I recently bought a Cisco 1801, and it sure is capable! Anyhow, I've got a hobby website that is getting a fair bit of traffic - approaching too much for one node to handle and it's time to start thinking about distributing the load.
I'd like to do a little clustering of server nodes running Apache Geronimo, which is J2EE running atop Apache Tomcat. For the sake of keeping things generic, let's just call it Tomcat because it configures the same way.
I do not run Apache HTTP Server as a proxy, I only run Tomcat directly connected to the internet. I do this for performance reasons.
Anyhow, I'm wondering if any of you evil geniuses could suggest a way that I could cluster Tomcat nodes directly using the router to serve as a hardware load balancer and have the whole sticky session thing with failover, etc... All of the documents I find on the subject discuss clustering by way of Apache HTTP with Mod_JK.
I guess my question is, chiefly, is what I want even possible? Is this something that happens automagically and I just need to configure the Tomcat instances to look to the router? Or, is there a special configuration required in the router as well?
Also, I hear more about hardware load balancing in the context of commercial application servers like BEA WebLogic, and not open source ones like Tomcat. Is this because only the commercial vendors really focus on the scalability aspects, or is it just a lack of documentation on the part of these open source application servers?
I'm somewhat clueful on how to configure the router past the basics of the Web UI. I know just enough to make myself dangerous. :) (That said, please feel free to drop any infos on me that you think might help no matter how esoteric, I'm very handy with Google.)
Thanks so much for reading and for any replies. If there is a better forum for my question, please direct me there.
I'll be honest, I have not used a router to do this - the documentation is at http://www.cisco.com/en/US/products/sw/iosswrel/ps1835/products_configuration_guide_chapter09186a00800ca75d.html#wp1005017
a Router can do things like sticky, but it appear to be on or off - no optios on how it is done - the only way IOS appears to do it is by source addressm so if users go therough a proxy, all will hit the same server.
The monitoring of servers appears more passive than that available on a CSS, and is simply by watching TCP connections and seeing if they succeed.

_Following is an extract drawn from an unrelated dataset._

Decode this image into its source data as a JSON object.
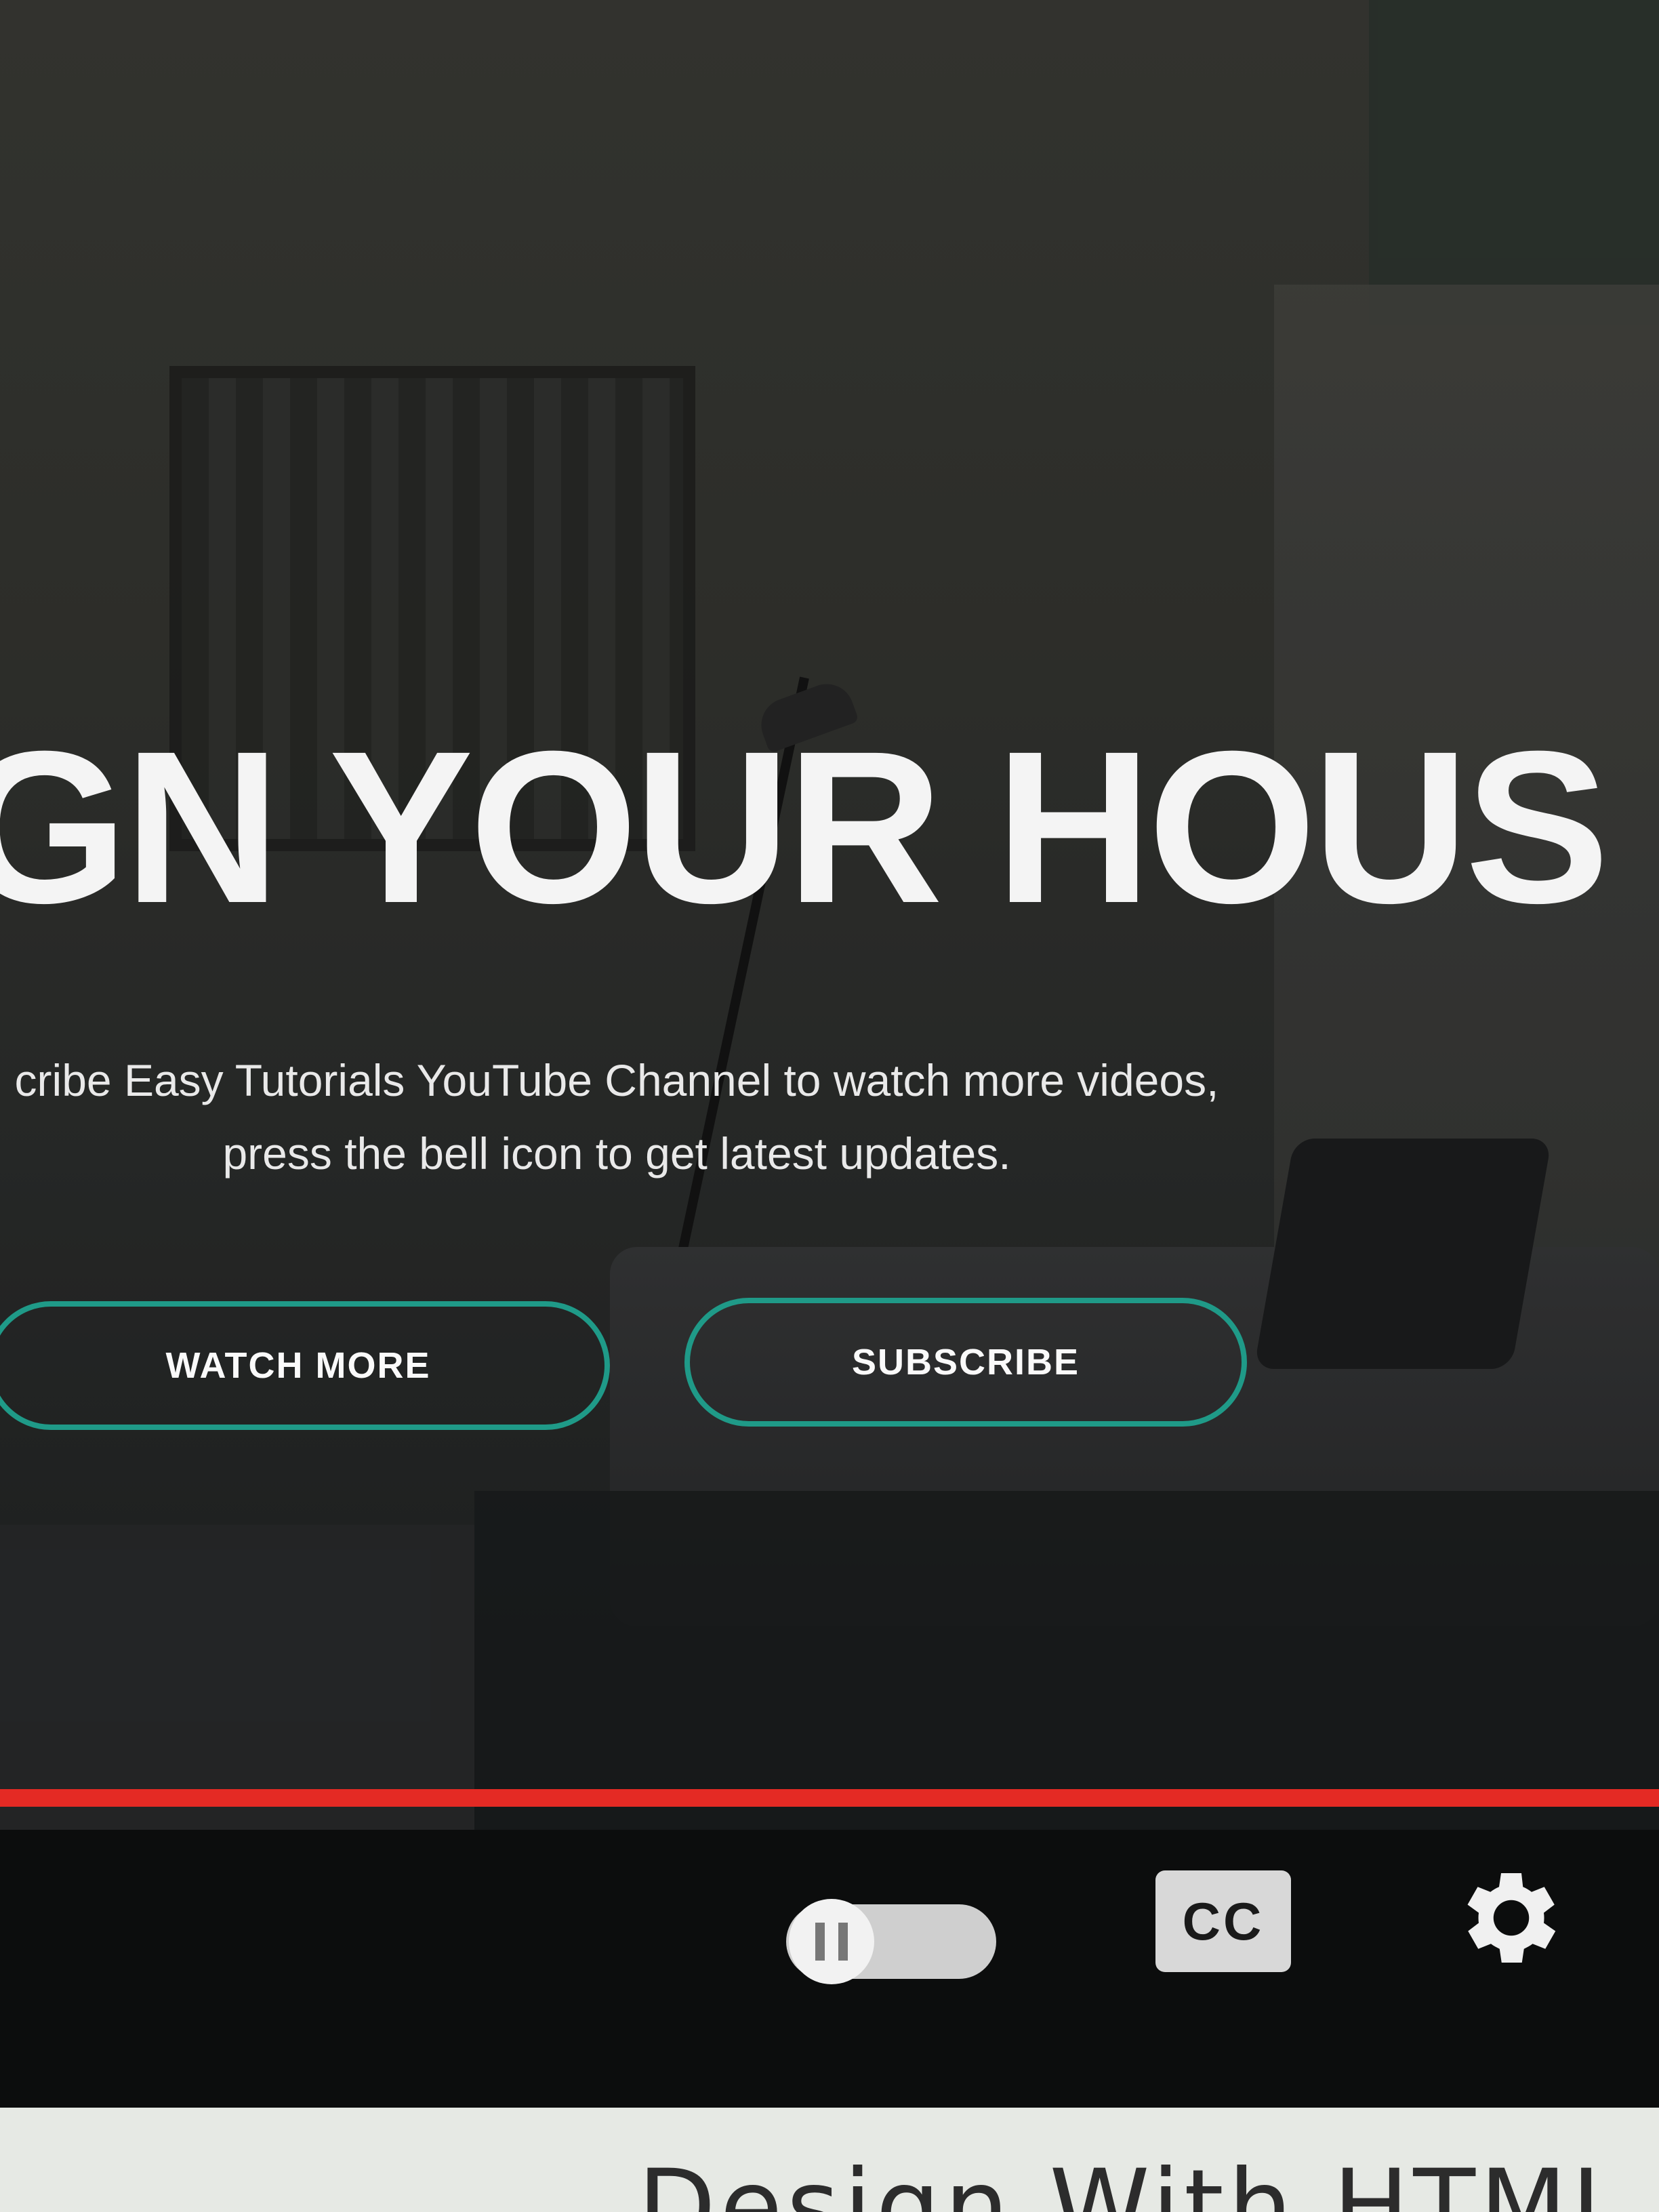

A server that accepts connections, but reports http error 500 will still get requests from a router, but with a CSS the server would be marked as down - along with whole host of other options for keepalives on the server.
The CSS also offers more options for load balancing algorithms, my favourite being ACA where the CSS monitors the responses from a server, and faster responding servers are favoured with more connections.
It may be worth following the documentation link and giving it a try - with the constraints of what it doe, it may *just* do what you need.